Never forget the mission to inform your reader. This is why you need to straddle the line of boring and clickbaity. If your headline doesn’t match up and deliver with your story, most readers will be disgusted or feel let down.
Some of my best clickbaity yet obvious titles include:
- I Had A Threesome And It Was Awkward AF
- I Wish I’d Known My Mother Couldn’t Be Trusted When I Was Young
- What To Do If You Ever Feel Like You’ve Wasted Your Life
- Moby and The Fragile Male Ego Strikes Back
- Women Are Not Prudes If They Don’t Enjoy Anal Sex
- Who’s Afraid of Their Big Bad O?
- How Can a Fat Mom Raise a Healthy Kid?
- I Went On Vacation And Now I Want A Different Life
- It Takes Grit to Be Positive
- Too Fat for Uber
- I Made a Facebook Post That Had the Police Knocking on My Door
All of these headlines tell the reader, at least to some extent, what the story is about. But they also leave the reader with questions. Those questions are what makes a reader want to read your stories.
6. Use a Subtitle to Your Advantage
I use subtitles beneath my story 99% of the time. Subtitles serve many purposes. You can use them to further hook a reader and explain what the story is about. I often like to use a subtitle to continue the headline.
You can also use a subtitle to get more creative than any headline would normally allow. Sometimes, I use my subtitles to be a little sarcastic or snarky.
Here are a few examples from my portfolio. The subtitles are listed in bold letters.
- “Why Do You Hate Yourself So Much?” And here you thought there were no stupid questions.
- I Made a Facebook Post That Had the Police Knocking on My Door Ever wonder what happens when somebody reports depressed content on Facebook? I do.
- I Had A Threesome And It Was Awkward AF But I’m so glad I went through with it anyway.
- Twenty, Married, and Still a Virgin
Growing up an evangelical kept me chaste well into my marriage
- A Diary of Unsolicited Advice From Men Things men tell women but would never say to each other.
- What To Do If You Ever Feel Like You’ve Wasted Your Life
5 things that helped me get back on track.

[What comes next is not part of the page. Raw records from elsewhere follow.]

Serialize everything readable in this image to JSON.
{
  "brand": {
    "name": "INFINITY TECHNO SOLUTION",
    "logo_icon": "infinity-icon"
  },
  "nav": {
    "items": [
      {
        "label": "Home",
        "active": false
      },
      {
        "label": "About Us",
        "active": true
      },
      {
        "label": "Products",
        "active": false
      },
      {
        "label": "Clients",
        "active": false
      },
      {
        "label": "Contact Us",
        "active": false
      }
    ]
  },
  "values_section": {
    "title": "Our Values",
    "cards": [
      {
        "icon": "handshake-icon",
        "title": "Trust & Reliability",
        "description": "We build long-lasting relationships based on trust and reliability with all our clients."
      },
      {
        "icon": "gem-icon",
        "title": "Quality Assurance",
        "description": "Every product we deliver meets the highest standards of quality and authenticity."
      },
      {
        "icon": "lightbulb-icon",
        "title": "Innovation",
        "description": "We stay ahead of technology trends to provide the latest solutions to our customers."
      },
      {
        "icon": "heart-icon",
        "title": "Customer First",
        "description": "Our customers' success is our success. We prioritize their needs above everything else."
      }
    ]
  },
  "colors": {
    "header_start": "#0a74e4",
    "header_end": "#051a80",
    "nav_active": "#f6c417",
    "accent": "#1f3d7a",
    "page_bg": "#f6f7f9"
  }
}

7. Don’t Rely on Headline Analyzers or Generators
Notice I say don’t rely upon those tools. If you find such writing tools help you write better, of course, do your thing and ignore me. Personally though, I find these tools to be stifling and I think they often encourage you to focus on the wrong things.
For instance, most of those tools push for emotional headlines without regard for the duty to inform readers of the story topic. Or they don’t really say much of anything at all.
When you’re competing for a reader’s attention online, one of the worst things you can do is say nothing. Your writing needs to make a statement. And that statement starts with your headline.
8. Understand That the Headline Is Just One Part of the Whole
Headlines are a lot of fun for me, but I don’t always get them right. And you’re not doomed if you never get them right. You just need to approach the process differently.
These tips should help you do that.
Keep in mind that the headline is how you catch a reader’s attention (along with a great image), but your story is what gets them to stay and read the whole thing.
People complain a lot about “lazy writing,” or people who just “write for clicks.” But readers aren’t stupid. If your headline gets them to click, but the rest of your writing is bland or difficult to read, people won’t stay to read the whole thing.
Headlines are all about grabbing attention while setting the tone of your piece. But it will always be the way you tell your story that makes your readers stay.